## [EXERCISE INSTRUCTIONS]
Find how many lines of the following entries contain "screenshot". Reply with the number alone.

## [SUPPLIED RECORDS]
■ ■ ■
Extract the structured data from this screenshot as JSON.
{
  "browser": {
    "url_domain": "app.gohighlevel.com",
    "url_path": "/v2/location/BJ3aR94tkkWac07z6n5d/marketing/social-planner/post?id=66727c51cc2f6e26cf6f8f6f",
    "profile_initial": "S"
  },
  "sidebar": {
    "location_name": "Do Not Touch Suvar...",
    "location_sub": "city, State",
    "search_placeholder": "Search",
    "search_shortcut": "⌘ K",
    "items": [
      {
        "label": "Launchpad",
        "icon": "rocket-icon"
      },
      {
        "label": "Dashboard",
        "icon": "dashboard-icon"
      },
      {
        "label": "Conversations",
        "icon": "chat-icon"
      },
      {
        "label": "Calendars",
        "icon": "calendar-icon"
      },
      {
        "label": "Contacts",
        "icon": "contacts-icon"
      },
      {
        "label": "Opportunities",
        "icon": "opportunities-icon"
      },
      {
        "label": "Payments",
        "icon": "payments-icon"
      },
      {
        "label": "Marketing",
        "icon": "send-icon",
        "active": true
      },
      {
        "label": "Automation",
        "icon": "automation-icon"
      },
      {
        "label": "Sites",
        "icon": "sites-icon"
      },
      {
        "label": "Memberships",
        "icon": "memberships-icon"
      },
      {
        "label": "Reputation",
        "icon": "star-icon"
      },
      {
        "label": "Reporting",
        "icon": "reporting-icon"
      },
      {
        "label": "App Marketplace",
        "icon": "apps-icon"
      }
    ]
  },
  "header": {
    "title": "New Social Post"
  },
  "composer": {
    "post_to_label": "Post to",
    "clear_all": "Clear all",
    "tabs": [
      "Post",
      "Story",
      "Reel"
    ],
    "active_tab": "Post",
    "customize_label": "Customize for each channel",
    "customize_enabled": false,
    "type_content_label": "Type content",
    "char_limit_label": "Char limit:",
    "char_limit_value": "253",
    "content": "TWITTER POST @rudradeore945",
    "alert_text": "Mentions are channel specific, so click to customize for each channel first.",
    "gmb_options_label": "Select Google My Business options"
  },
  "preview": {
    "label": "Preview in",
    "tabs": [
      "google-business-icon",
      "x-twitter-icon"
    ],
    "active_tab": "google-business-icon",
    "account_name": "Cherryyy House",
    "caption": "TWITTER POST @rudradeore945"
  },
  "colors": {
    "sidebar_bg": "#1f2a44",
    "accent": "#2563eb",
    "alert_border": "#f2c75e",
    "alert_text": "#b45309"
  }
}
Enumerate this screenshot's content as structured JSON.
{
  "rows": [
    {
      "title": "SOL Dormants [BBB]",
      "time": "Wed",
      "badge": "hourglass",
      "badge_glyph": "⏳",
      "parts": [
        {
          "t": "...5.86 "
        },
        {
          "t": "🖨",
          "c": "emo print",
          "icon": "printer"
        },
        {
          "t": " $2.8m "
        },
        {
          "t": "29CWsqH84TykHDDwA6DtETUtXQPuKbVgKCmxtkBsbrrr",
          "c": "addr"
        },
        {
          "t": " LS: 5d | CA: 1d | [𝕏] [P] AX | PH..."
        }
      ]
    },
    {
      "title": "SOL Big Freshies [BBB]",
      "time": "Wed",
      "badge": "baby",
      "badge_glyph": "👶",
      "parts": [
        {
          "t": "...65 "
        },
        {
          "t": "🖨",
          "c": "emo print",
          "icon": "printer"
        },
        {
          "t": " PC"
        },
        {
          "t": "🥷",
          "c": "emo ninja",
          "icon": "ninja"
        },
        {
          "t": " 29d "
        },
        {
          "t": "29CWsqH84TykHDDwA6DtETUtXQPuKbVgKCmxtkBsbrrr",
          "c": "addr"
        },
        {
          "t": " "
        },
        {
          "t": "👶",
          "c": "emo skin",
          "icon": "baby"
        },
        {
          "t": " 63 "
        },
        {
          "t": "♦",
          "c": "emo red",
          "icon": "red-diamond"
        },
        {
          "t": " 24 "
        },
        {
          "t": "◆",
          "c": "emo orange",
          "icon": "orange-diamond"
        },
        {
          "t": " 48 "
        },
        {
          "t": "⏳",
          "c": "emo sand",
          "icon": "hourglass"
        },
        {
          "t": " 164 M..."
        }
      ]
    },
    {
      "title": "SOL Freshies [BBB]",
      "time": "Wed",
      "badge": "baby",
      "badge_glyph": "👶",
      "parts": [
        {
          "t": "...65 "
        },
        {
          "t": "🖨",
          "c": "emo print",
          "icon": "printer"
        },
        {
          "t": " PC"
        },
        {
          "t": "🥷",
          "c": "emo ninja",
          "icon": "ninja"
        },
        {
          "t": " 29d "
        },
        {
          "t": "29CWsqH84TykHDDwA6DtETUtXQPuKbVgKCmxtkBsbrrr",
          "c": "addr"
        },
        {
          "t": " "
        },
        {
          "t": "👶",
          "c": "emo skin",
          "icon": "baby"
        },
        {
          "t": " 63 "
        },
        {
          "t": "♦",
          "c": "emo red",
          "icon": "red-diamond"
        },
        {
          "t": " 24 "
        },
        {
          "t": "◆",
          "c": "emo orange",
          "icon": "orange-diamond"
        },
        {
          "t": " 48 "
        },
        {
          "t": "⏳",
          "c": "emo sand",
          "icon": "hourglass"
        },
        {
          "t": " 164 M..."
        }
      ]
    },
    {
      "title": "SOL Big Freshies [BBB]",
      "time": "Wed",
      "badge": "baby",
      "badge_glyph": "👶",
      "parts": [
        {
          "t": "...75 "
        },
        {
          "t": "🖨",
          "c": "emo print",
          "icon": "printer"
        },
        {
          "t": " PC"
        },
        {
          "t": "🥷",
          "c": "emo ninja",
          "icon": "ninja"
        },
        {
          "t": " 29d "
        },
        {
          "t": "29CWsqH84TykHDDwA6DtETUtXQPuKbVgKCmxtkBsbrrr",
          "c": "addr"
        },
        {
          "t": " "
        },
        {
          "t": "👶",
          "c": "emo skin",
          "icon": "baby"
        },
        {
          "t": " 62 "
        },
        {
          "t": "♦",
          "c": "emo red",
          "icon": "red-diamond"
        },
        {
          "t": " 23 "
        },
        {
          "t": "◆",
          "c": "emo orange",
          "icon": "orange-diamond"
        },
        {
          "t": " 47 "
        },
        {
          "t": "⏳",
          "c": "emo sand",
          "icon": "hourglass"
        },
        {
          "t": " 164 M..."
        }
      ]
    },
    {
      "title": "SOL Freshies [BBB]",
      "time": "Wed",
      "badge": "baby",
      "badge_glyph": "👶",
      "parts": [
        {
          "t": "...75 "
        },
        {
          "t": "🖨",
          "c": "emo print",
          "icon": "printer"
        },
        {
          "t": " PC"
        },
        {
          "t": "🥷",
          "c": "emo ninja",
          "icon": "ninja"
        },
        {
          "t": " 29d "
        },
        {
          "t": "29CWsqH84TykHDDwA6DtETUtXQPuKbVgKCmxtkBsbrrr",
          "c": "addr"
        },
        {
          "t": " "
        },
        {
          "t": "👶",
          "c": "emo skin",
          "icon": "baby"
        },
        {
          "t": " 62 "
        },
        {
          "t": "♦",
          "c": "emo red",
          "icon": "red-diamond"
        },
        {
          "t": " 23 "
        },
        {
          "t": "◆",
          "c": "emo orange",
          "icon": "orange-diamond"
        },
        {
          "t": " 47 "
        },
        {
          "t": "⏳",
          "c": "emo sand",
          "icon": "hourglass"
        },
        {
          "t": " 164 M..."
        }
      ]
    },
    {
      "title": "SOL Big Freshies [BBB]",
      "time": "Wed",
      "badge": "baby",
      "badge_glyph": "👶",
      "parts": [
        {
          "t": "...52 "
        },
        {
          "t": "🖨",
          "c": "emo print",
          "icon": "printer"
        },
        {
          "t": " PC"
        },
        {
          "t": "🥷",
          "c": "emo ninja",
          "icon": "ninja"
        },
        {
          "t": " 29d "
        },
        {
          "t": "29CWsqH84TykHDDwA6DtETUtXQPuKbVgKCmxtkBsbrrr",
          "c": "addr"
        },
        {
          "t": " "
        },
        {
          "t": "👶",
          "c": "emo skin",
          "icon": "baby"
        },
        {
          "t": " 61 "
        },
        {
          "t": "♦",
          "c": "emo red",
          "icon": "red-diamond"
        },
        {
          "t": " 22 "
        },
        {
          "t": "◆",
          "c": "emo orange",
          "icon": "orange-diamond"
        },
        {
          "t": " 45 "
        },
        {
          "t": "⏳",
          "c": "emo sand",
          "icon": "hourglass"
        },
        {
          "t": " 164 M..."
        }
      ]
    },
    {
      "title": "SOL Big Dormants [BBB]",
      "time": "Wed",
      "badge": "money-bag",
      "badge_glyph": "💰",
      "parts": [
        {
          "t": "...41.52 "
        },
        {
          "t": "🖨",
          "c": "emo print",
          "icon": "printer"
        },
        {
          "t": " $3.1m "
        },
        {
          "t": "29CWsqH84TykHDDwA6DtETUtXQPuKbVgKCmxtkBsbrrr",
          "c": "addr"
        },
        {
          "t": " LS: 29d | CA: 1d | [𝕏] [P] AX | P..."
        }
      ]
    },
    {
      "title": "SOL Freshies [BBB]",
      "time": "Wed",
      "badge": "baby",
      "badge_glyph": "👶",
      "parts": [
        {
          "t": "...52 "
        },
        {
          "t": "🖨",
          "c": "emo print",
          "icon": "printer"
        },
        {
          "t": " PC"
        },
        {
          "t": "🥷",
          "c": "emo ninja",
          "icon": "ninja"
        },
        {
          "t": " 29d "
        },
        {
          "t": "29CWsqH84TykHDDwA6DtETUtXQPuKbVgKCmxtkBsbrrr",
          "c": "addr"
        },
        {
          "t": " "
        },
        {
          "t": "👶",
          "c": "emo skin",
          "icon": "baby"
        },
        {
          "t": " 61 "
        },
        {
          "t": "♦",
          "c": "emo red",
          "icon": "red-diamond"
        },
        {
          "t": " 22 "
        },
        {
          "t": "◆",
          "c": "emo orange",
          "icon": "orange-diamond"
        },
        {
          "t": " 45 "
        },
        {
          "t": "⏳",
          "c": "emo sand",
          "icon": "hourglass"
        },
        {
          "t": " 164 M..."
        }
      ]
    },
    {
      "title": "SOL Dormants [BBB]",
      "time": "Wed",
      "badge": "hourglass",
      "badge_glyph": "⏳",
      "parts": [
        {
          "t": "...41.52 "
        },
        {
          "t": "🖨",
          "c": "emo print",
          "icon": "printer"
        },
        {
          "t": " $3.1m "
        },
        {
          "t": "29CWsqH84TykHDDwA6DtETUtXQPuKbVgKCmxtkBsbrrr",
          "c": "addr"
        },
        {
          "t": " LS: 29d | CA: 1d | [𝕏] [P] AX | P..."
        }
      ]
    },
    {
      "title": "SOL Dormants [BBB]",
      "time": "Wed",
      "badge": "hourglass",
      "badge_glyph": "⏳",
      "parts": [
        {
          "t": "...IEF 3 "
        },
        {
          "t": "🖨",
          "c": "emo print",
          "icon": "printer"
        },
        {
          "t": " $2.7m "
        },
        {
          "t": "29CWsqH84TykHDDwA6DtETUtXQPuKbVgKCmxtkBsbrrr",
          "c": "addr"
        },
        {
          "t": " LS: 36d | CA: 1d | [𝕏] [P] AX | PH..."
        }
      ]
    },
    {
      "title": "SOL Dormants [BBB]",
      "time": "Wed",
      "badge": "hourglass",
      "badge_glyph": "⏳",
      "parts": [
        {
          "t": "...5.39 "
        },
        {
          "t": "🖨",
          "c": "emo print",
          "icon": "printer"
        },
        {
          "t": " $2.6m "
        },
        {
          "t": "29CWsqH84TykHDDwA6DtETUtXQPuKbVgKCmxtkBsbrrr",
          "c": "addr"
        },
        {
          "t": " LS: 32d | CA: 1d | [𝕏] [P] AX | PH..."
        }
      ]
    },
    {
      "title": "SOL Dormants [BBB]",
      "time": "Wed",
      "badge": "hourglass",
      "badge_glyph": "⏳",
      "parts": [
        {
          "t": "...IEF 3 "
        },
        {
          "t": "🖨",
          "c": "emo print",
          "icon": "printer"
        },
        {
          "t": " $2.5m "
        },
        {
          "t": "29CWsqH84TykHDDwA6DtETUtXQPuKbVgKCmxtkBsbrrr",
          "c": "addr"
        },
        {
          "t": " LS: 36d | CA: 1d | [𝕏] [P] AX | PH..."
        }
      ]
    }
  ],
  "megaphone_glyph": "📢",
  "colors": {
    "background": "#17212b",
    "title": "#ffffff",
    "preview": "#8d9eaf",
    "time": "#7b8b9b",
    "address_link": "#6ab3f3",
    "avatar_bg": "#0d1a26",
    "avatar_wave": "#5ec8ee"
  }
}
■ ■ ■
## [RESULT OF THE TASK]
2